Tests Can Ward Off Complications and Allow for Treatment
It’s important to have the thyroid checked out during a regular physical, because undiagnosed thyroid disease can lead to serious conditions, including cardiovascular diseases, osteoporosis, and infertility. The good news? Hyperthyroidism is a lifelong, but treatable, condition, usually that involves daily use of the synthetic thyroid hormone levothyroxine to regulate hormone levels. It can be diagnosed with a blood test and other thyroid tests. Treatments include anti-thyroid medicines and radioactive iodine to slow hormone production, and in some cases, surgery can be an option.
A regular exam also can help catch thyroid cancer early, greatly improving the chances of a successful treatment regimen and outcome. Thyroid cancer is relatively uncommon in the United States, it is estimated that in 2016, 64000 new patients were diagnosed with one of the four types of thyroid cancer, compared to more than 240,000 patients with breast cancer and 135,000 patients with colon cancer, according to the American Thyroid Association (ATA)). However, the ATA adds, fewer than 2,000 patients die of thyroid cancer each year. In 2013, the last year for which statistics are available, more than 630,000 patients were living with thyroid cancer in the United States.
While thyroid conditions are not too common and can be treated, the bad news is that they can bring a lot of physical and mental challenges with them. Symptoms can be severe, making it hard to work or keep to a regular schedule. And hypothyroidism comes with doctor visits to regulate medicine and check for dosage changes as needed. So, if you are dealing with a thyroid condition, stick to your medication regimen.
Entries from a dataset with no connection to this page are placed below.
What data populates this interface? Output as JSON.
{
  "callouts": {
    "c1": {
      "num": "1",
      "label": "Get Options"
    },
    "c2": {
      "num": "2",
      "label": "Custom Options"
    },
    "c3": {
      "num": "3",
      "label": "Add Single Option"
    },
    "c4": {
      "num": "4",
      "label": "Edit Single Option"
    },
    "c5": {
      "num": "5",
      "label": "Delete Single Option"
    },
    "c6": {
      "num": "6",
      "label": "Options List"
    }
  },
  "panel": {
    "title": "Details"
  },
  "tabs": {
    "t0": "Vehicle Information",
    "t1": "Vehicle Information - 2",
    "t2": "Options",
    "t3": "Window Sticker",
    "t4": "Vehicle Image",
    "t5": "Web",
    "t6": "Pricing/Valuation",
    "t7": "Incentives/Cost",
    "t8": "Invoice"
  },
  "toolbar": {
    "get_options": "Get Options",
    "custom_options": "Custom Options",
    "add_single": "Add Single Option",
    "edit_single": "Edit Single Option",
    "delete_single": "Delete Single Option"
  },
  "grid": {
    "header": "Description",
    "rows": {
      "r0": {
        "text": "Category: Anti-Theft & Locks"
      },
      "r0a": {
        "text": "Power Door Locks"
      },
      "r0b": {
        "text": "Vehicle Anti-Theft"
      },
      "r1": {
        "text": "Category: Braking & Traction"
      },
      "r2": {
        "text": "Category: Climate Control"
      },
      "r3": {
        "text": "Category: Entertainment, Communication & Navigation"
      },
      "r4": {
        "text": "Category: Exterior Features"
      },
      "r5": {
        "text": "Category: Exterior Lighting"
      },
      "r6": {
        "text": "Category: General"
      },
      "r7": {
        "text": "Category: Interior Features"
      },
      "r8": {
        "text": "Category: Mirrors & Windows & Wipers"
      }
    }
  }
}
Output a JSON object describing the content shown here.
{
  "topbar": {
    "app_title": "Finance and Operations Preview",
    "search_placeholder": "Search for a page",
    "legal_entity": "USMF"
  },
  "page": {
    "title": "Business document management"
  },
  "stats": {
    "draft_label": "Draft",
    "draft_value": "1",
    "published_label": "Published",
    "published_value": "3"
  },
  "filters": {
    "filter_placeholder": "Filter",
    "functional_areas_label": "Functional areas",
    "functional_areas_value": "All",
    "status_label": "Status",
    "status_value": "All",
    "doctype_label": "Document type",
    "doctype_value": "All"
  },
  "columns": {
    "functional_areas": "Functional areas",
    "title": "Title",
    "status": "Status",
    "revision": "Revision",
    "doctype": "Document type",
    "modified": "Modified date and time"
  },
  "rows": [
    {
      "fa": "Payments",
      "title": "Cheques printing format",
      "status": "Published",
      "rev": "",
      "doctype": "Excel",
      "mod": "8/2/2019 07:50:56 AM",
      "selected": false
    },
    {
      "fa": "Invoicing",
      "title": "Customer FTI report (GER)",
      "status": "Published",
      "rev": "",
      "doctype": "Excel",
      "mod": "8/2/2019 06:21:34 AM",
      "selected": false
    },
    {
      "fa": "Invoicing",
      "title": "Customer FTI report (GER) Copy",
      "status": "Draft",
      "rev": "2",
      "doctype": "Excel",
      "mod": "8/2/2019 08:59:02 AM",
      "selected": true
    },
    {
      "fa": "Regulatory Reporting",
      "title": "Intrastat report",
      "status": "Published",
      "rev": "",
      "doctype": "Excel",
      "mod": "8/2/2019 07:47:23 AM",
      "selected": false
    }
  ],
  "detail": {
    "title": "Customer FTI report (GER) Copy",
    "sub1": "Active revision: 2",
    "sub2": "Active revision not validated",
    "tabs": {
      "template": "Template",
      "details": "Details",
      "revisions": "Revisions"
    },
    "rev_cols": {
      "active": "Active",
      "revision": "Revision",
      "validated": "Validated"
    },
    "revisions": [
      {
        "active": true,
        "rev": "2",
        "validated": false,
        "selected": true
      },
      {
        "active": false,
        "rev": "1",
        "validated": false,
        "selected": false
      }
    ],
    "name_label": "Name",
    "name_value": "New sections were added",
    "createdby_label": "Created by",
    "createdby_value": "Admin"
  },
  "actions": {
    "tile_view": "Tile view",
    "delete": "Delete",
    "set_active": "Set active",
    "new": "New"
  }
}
And if some of the above symptoms sound familiar, and you haven’t had a physical in a while, now’s a good time to get that scheduled and see if your thyroid is operating as it should be.